# Data records

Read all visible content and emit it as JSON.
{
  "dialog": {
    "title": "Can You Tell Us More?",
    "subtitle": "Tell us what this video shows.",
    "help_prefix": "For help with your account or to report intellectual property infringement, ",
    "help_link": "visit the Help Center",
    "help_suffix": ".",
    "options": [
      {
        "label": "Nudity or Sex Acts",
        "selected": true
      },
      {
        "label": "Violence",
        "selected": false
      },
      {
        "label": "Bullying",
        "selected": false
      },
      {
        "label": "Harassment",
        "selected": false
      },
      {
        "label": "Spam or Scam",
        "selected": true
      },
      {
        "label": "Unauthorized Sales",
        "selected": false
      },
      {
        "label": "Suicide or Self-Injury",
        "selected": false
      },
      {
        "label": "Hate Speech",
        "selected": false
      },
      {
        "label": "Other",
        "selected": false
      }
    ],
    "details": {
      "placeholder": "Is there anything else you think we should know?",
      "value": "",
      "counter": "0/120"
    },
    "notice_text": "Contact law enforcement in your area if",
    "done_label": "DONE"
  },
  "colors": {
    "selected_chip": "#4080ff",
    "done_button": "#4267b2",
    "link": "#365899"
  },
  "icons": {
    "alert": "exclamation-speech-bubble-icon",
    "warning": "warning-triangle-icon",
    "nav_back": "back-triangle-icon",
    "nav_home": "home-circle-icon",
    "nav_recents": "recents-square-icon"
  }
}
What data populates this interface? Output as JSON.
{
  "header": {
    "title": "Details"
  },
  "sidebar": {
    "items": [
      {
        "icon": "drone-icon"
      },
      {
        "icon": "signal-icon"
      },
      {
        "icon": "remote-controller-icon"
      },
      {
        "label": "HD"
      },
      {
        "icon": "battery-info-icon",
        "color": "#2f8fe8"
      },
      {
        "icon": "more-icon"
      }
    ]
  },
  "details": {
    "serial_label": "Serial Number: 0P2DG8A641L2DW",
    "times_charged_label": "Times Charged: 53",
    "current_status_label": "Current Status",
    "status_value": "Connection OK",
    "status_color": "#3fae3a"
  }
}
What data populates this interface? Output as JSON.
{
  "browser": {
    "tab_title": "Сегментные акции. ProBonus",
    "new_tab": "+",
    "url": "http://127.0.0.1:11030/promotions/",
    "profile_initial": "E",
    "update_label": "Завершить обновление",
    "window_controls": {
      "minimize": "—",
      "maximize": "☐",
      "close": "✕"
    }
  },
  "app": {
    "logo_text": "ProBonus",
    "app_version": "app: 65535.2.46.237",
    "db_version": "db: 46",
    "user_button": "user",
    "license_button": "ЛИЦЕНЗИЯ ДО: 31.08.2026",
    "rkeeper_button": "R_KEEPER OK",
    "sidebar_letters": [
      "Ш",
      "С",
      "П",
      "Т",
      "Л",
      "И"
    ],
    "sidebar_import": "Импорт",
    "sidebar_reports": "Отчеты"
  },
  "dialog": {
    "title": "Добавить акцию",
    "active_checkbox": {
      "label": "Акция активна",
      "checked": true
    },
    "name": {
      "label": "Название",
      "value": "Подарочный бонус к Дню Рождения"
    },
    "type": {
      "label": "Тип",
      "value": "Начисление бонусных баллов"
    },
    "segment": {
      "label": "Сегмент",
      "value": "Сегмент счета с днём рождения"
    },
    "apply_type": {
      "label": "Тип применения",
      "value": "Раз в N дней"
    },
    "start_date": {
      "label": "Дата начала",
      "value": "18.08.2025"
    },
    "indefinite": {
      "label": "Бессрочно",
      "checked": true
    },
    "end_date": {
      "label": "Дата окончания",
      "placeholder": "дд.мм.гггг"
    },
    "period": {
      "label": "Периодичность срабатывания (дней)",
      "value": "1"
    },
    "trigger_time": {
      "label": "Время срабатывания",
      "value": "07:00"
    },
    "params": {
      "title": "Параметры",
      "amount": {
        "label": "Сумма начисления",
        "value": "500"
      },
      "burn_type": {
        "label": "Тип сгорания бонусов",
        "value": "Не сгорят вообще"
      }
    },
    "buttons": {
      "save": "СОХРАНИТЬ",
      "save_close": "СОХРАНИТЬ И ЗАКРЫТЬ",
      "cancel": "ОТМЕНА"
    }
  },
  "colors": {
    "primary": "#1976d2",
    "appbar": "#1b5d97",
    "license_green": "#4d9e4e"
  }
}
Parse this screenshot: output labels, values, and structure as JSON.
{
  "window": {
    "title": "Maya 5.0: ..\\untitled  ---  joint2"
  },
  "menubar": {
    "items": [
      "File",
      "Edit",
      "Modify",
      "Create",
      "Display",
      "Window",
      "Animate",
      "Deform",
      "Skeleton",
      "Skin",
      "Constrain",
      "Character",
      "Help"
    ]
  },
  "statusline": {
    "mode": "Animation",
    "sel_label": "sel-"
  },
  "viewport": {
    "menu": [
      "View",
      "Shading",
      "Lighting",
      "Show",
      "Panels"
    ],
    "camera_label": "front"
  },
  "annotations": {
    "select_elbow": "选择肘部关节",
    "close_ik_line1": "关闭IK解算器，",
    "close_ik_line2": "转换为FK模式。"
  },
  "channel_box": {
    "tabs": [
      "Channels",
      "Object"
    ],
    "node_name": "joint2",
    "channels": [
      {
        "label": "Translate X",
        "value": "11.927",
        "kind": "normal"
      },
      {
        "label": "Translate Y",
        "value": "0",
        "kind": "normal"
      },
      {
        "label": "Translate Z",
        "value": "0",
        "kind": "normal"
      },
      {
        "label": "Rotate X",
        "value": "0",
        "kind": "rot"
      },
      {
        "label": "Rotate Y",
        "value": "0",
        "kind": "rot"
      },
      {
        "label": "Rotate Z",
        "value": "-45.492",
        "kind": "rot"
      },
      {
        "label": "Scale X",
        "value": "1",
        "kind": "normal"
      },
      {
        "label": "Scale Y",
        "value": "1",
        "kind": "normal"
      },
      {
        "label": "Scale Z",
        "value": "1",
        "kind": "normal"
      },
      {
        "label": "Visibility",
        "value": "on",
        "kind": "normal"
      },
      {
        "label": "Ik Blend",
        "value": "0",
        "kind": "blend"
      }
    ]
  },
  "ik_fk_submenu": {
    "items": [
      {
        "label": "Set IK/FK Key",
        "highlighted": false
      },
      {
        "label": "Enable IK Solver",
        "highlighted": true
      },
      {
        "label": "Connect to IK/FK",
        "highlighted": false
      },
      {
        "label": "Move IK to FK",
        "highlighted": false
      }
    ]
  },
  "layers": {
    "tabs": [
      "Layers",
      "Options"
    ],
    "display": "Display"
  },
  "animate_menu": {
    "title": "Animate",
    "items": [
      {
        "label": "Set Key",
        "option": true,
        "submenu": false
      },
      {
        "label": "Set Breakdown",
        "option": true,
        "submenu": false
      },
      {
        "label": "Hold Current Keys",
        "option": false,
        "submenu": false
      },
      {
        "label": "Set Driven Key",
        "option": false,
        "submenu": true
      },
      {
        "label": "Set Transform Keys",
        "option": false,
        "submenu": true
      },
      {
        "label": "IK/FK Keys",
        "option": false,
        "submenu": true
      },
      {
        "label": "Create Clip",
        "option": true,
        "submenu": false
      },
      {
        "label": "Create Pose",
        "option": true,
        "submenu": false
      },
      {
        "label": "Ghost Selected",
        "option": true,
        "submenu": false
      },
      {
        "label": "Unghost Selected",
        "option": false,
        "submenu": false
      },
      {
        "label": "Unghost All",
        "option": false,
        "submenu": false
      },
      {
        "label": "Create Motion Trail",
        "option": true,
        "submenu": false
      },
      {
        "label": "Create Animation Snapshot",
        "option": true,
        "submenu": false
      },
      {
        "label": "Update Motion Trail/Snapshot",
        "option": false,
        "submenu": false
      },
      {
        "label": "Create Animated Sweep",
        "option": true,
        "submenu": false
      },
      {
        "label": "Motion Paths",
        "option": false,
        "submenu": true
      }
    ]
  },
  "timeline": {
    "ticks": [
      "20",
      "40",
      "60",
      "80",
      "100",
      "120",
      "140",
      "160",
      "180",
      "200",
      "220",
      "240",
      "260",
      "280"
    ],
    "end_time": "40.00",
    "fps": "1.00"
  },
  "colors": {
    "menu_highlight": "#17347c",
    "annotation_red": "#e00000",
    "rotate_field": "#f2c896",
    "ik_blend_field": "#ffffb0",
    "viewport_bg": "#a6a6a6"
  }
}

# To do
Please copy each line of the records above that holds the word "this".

# The completed task
    "subtitle": "Tell us what this video shows.",
What data populates this interface? Output as JSON.
What data populates this interface? Output as JSON.
Parse this screenshot: output labels, values, and structure as JSON.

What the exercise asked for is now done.